Peyton Crim, Yaegel T. Welch and Jamie Ann Romero ~ Photo by Jeremy Daniel

In trying to stage “The Murder at Haversham Manor”, this cockeyed amateur troupe shows that the play’s the thing – until it isn’t.  Pratfalls, mishaps, blown cues and botched exits abound, dead bodies won’t stay dead and malapropisms are the order of the day, all done with a straight face and a stiff upper lip.

Angela Grovey, Yaegel T_ Welch and Jamie Ann Romero ~ Photo by Jeremy Danie

It is the night of the engagement party of Florence Colleymore to Charles Haversham who has been found murdered. When Inspector Carter shows up to interrogate the estate’s fashionable guests, he doesn’t know whether to point the finger at Florence the sexpot, her supercilious brother Thomas, Charles’ cuckolding brother Cecil, Perkins the bumbling Butler, or Arthur the absent gardener.  But it hardly matters in this whodunnit.  With all the mayhem and mischief, everyone is under the microscope.

Ned Noyes and Scott Cote ~ Photo by Jeremy Daniel

The only ones who remain relatively unscathed in this twisted mystery are the unnamed Stage Manager and the Duran Duran fanboy whose miscues and mishaps on lights and sound add to the cast’s confusion and the audience’s delight when they too wind up on stage to fill in for cast members who have been knocked unconscious by falling portraits or secret revolving doors.  If you’ve ever acted in or staged a production, you’ll commiserate with props that aren’t where they’re supposed to be, actors who are self-absorbed hams, sets that fall apart, and doors that won’t open.  Especially funny is a dueling divas’ scene when Florence revives from an accident only to discover her role has been taken over by the lowly Stage Manager.  Meow!

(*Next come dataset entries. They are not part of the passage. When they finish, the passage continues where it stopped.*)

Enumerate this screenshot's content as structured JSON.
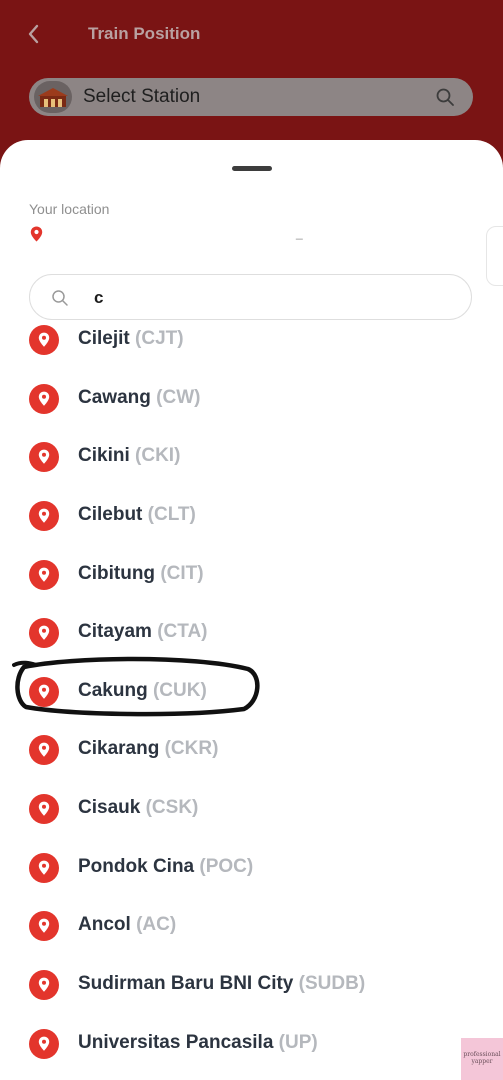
{
  "header": {
    "title": "Train Position",
    "back_icon": "chevron-left-icon"
  },
  "station_bar": {
    "label": "Select Station",
    "search_icon": "search-icon"
  },
  "sheet": {
    "location_label": "Your location",
    "location_value": "_",
    "search": {
      "value": "c"
    },
    "stations": [
      {
        "name": "Cilejit",
        "code": "(CJT)"
      },
      {
        "name": "Cawang",
        "code": "(CW)"
      },
      {
        "name": "Cikini",
        "code": "(CKI)"
      },
      {
        "name": "Cilebut",
        "code": "(CLT)"
      },
      {
        "name": "Cibitung",
        "code": "(CIT)"
      },
      {
        "name": "Citayam",
        "code": "(CTA)"
      },
      {
        "name": "Cakung",
        "code": "(CUK)"
      },
      {
        "name": "Cikarang",
        "code": "(CKR)"
      },
      {
        "name": "Cisauk",
        "code": "(CSK)"
      },
      {
        "name": "Pondok Cina",
        "code": "(POC)"
      },
      {
        "name": "Ancol",
        "code": "(AC)"
      },
      {
        "name": "Sudirman Baru BNI City",
        "code": "(SUDB)"
      },
      {
        "name": "Universitas Pancasila",
        "code": "(UP)"
      }
    ]
  },
  "watermark": {
    "text": "professional yapper"
  },
  "colors": {
    "header_bg": "#7a1414",
    "pin_red": "#e3352c",
    "name_text": "#2c3440",
    "code_text": "#b5b8bd"
  }
}
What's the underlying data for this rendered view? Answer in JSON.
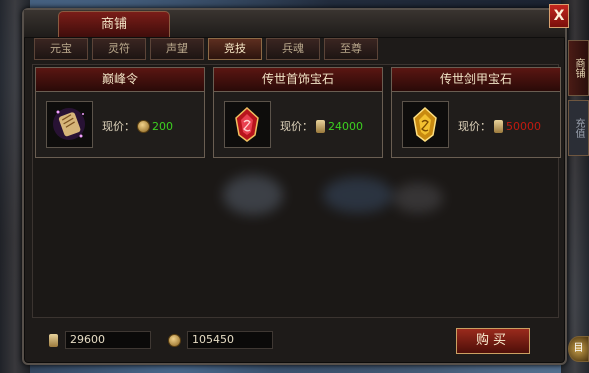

The Play That Goes Wrong Photo by Jeremy Daniel

Highly recommended.  A clever goofball sendup that’s guaranteed to keep you guffawing long after you’ve left the theatre.

Presented by Mischief Theatre and written by Henry Lewis, Jonathan Sayer and Henry Shields with Scott Cote, Peyton Crim, Brandon J. Ellis, Angela Grovey, Ned Noyes, Jamie Ann Romero, Evan Alexander Smith, Yaegel T. Welch, Blair Baker, Jacqueline Jarrold, Sid Solomon and Michael Thatcher.

Through January 6th in the Eisenhower Theater at The John F. Kennedy Center for the Performing Arts, 2700 F St., NW, Washington, DC.  For tickets and information for future shows call 202 467-4600.